Monday, September 22, 2008


After a 2 week stretch that included 8 days off and a whopping 34 miles, I was able to bust out 57 miles last week. The week ended with an 18 mile run. I wish I could say I handled that without any problems, but the last 3-4 miles were a struggle. Having run a 22 miler just 3 weeks ago, I didn’t think 18 would be so difficult.

It seems like I’m asking myself a lot of the same questions that I had before Boston in regards to a race plan and strategy. What kind of shape do I think I’m in? What kind of pace do I go out it in and still have enough left for the hills? Should I even set a goal time?

I must have been drunk prior to Boston because I thought putting myself in a position to run sub-3 was a smart idea. I ended up struggling the last 10 miles. I hope to avoid that this time around.

Three weeks ago I thought I was rounding into okay shape and that I’d have a crack a sub-3. Now I’m not so sure. I wouldn’t think I’d lose a ton of fitness in that amount of time, but based on Saturday’s run, it sure feels like I have.

I can almost guarantee that I won’t be in a position at halfway to break 3 hours. Honestly, 7:00 pace seems fast right now and that would put me at 1:31:30 for the half. I’d have to come back with a 1:28:30. That might be realistic if I felt fit and brimming with confidence – but I’m not even sure I’d know what those things are since it’s been so long since I felt that way.

On a more positive note, here’s my latest interview. Also, the Pioneer Press ran this nice article on a gal who’d make for a great interview, and her family.

Quote of the day;

“I think that I am quite determined and have a pretty good ability to handle discomfort, and that can compensate to some extent for lesser ability or talent.” – Jared Mondry


Anonymous said...

You've run a few marathonas and seem to know your body pretty well. Do you think you'd be able to run your best if you ran without a watch and tried to avoid seeing clocks on the course? I'm thinking that if you're not chasing a time goal and are running by how you know marathon pace should feel, your body might give you your best effort (without the crash/struggle at the end).

For what it's worth, I don't think I could do it. If I ran a marathon without at watch, by the fifth or sixth mile, I'd be looking for the clocks on the course or would be asking others for the time.


Anonymous said...

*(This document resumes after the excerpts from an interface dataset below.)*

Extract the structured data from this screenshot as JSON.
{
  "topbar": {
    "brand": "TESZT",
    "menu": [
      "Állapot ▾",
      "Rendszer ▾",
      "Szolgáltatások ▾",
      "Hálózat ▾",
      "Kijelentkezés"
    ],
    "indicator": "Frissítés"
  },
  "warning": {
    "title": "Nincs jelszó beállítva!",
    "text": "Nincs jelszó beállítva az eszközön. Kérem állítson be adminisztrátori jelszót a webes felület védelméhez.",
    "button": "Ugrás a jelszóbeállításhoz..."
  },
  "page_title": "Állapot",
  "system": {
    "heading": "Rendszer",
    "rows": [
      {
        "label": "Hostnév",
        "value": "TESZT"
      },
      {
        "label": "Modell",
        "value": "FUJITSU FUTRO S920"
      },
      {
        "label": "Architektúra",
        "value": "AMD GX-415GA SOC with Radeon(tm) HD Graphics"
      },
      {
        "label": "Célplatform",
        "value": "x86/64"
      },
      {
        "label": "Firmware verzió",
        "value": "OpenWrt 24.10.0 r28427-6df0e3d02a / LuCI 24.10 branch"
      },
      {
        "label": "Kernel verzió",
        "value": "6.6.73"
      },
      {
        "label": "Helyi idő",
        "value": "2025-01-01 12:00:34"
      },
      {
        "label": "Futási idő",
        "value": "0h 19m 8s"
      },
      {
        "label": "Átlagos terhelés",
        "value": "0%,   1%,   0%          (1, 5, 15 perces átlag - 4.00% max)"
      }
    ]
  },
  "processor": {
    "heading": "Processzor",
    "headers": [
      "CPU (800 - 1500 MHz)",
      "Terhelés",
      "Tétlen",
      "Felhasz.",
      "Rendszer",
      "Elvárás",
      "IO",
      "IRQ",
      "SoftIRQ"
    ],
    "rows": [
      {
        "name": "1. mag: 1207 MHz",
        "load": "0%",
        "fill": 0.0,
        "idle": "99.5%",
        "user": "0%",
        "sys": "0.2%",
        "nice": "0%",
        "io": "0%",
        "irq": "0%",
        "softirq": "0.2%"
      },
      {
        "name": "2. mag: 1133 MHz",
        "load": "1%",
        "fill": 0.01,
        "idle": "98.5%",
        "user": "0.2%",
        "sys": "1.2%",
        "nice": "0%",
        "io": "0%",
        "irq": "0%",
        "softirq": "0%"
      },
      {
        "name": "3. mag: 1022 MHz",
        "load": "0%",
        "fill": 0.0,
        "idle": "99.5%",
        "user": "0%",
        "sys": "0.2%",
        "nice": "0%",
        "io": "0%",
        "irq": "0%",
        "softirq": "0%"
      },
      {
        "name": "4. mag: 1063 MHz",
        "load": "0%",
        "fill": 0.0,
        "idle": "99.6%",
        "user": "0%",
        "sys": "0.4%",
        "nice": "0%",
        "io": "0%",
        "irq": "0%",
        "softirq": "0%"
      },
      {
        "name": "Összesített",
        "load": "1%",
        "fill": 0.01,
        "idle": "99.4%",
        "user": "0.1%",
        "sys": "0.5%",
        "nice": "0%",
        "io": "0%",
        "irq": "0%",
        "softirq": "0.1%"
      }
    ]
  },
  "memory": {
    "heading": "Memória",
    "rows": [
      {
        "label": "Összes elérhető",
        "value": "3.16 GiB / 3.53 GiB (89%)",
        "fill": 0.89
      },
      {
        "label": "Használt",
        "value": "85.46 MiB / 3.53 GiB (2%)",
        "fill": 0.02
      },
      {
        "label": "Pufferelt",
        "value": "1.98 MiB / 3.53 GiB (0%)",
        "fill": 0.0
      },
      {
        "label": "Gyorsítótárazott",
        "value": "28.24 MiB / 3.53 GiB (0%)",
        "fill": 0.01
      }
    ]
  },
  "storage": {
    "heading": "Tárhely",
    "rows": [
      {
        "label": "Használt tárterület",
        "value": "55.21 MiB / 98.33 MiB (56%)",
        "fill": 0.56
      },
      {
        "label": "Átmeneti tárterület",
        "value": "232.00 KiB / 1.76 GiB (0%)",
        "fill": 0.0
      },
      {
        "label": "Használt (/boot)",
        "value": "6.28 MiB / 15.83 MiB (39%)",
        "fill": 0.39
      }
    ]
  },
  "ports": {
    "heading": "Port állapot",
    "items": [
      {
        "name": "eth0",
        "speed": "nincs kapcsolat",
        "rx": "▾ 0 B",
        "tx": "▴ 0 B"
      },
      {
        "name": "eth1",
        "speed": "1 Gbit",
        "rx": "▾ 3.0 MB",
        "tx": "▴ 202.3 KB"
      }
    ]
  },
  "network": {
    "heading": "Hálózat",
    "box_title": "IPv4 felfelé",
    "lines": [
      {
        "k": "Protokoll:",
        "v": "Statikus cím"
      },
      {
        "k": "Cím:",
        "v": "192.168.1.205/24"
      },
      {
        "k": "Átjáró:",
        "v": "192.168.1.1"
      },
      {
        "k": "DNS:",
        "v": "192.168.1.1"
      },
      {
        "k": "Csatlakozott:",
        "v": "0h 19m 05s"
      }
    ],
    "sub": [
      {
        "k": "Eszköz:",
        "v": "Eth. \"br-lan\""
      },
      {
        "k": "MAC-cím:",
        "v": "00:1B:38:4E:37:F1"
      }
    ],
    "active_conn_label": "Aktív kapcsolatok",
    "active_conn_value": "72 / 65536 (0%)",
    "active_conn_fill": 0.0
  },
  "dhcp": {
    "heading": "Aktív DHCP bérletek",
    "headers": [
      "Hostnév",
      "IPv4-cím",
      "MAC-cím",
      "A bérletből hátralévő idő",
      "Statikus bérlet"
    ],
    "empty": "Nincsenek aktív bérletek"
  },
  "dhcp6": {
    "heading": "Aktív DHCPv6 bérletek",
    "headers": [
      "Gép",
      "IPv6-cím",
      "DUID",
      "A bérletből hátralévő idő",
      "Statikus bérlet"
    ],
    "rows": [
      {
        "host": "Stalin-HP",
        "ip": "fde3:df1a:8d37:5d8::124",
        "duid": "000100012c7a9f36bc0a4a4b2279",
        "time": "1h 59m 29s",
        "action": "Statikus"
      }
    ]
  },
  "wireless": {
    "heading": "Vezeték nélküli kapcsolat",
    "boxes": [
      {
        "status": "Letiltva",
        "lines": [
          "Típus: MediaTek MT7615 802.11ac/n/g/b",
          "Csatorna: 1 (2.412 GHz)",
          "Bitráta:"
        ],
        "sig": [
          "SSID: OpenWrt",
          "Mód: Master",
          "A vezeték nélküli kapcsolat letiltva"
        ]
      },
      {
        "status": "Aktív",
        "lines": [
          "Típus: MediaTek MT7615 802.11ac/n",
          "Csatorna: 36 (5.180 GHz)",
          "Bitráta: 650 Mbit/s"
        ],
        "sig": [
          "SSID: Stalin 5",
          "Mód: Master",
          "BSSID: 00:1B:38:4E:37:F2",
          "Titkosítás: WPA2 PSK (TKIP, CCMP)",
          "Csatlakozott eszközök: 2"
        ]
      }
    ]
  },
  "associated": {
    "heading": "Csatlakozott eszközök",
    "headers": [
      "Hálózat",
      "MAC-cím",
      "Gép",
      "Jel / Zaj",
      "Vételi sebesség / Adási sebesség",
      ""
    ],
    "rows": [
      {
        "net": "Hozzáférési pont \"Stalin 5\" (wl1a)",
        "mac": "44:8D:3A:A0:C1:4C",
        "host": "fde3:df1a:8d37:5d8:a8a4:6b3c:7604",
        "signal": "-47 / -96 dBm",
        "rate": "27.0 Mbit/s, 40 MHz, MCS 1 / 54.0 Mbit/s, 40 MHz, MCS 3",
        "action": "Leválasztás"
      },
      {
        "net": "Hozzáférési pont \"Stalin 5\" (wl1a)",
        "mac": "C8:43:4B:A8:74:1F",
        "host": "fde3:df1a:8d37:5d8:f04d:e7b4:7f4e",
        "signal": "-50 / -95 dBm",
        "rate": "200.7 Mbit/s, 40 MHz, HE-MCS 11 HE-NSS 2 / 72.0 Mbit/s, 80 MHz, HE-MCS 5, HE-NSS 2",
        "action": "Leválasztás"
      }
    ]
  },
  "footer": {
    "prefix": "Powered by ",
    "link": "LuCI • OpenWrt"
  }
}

I believe the conservative approach you mention is probably the best plan. Look, if you go out hell or high water then your all in. If you go out conservative, things can and will happen and I believe you come away with a better race. You have the chance to move up in the latter stages and you might get hot. Make or break rarely results in a good marathon experience.

How many times have we heard people state they would have went out a bit slower? Fairly often. Your circumstances dictate it and I believe you are making the right decision. Your in shape, go out with what feels right and roll with it. Plus you take the added pressure off most of us like to shoulder.

Be the grizzly.


Anonymous said...

When the gun goes off run fast and don't stop until you've crossed the finish line.


Chad said...

Bart, yeah I've been thinking about doing that. When I broke 3 for the first time I wore a watch but only looked at the first 3 miles to get on pace and then didn't look again until halfway.

Thanks Double. It's definitely more fun to track people down at the end of a marathon. It looks like you had a nice Al's run.

Mark, if I were running a 5K I'd take that approach.

Adam said...

Chad the link to the Pioneer Press isn't working for me. Who was the subject of the article?

Didn't you have an article on excuses a while ago? What's your pre-race excuse? Mine is "should have ran this race 3 months ago". I'm looking at the TCM 10 miler and am having trouble seeing myself finishing in the time I thought I could do a few months ago. My coworker was telling me this morning to go for my goal time and let everything sort itself out. I think he's right.

I'm not going to go out at an unreasonable pace, just one that gets me in a position to hit my goal time by halfway with an even split. If it doesn't work, I'll give up a couple minutes in the end, but I'll be happy knowing I tried.

Chad said...

Adam, you probably have to register. The article is on Bev Docherty.

My list of pre-race excuses is basically everything mentioned in this blog; bad calf, 2 weeks missed training, lack of speed, lack of endurance, lack of confidence, would rather be drinking coffee on race day...the list goes on and on.

There's a difference between going out too quick for a 10 mile versus a marathon. For me, going out at my original goal pace would be unreasonable.